I think they should establish more technical schools. Most graduates leave school and go to work for other people. But, if you are trained as an electrical person, a designer or a carpenter, you will like to set up your own business and work for yourself. So, I think government should encourage more technical schools so that we can get more independent people who are not waiting for government.
We need to go into (more) production. That is the backbone of development. We should stop all these importations and encourage local industries to produce. One of the ways to do this is to fix the electricity power problem; if not, we are wasting our time.
Even if you encourage local production, there is the inherent issue of quality of Nigerian goods. The quality is very poor.
Quality is very important. Personally, I make sure the quality of my goods is excellent. My coolers, for instance, can compete with any in the world. And, I can tell you that my coolers are better. This is because I put our environment into consideration. So, you find that mine lasts longer. It preserves food longer than any imported one.
People say it is extremely difficult to do business in Nigeria. Do you agree?
Today, electricity power is a very big problem. Once the problem of electricity is solved, things will be better; especially for businesses. For example, we employed over 3,000 people five years ago. But due to epileptic power supply, it was not possible to retain all of them.
Once this is solved, 50% of the unemployed will get jobs. No amount of money you pump into manufacturing will help if that problem is not solved.
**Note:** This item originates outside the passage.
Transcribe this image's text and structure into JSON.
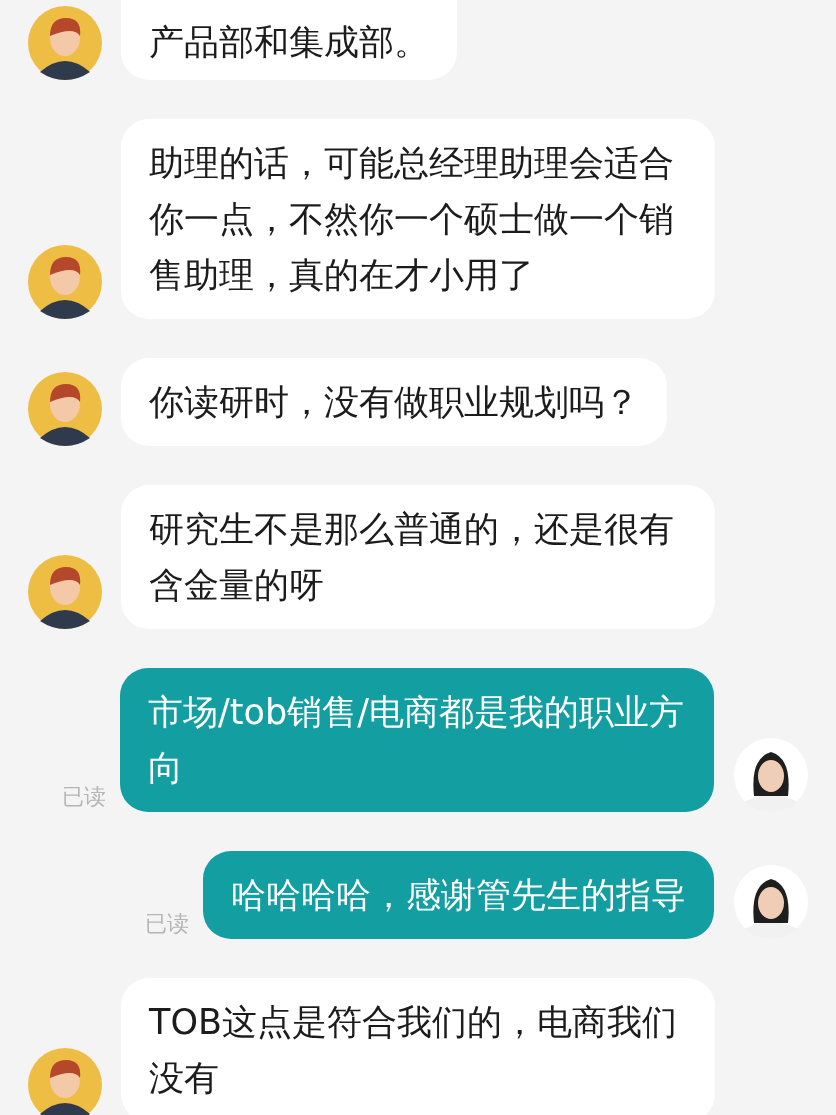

At 76, are you still actively involved in running the company? Will you ever retire as chairman? At what age do you think it’s appropriate to say: ‘God be praised. I am taking a break’?
As I said earlier, I have passion for what I do and seeing products or items overseas stirs a passion in me to see same or similar products produced in my country. I love to attend trade fairs all over the world; and when I get ideas, I put them into actualization.
I can’t be seen running the day-to-day activities as I don’t have that patience or time but I am always on board to give necessary/useful information when needed. Experience cannot be bought as you grow into it. The day-to-day running of the manufacturing sector is managed by my wife, Dr. (Mrs.) Shade Okoya and my son, Lanre Okoya is a director along with other senior, experienced managers and a few expatriates.
The property sector is managed by the Group Property Manager, Mrs. Modupe Solanke and other management team members.
What makes you happy these days?
I derive happiness through my establishments; that many are able to wear smiles on their faces and also put food on their tables.
How do you keep fit?
I love swimming and going to the gym to keep fit. I also enjoy spending quality time with my wife and the young children.
Finally, look into the future for Nigeria. How do you think she will fare this year?
I believe in this great country, Nigeria, and I believe that with good policies, it will be greater than before.
Production is my life. I enjoy manufacturing goods. I have travelled to China several times; I get inspiration from what I see in China. Everywhere in China, you see cottage industries scattered around in all their provinces. We should emulate and follow them.
Most reasons why the youths are not employed could be based on the fact that they lack technical knowledge and skills. Most of them have no technical background, no research institute or centre where they could learn and become self-dependent. The Government should help to make the youth focus on having an independent, self-employed future by giving the youth the required technical knowledge.
Graduates should be technically inclined to fit into any manufacturing industry, thereby reducing the number of foreigners employed as expatriates.
Today, Nigerians depend on imported goods; even with lots of natural resources in our forests, we still cannot help ourselves in terms of producing furniture and other basic needs – because, our youths do not have the required knowledge and skill to produce. We need to train them.
By Remmy Diagbare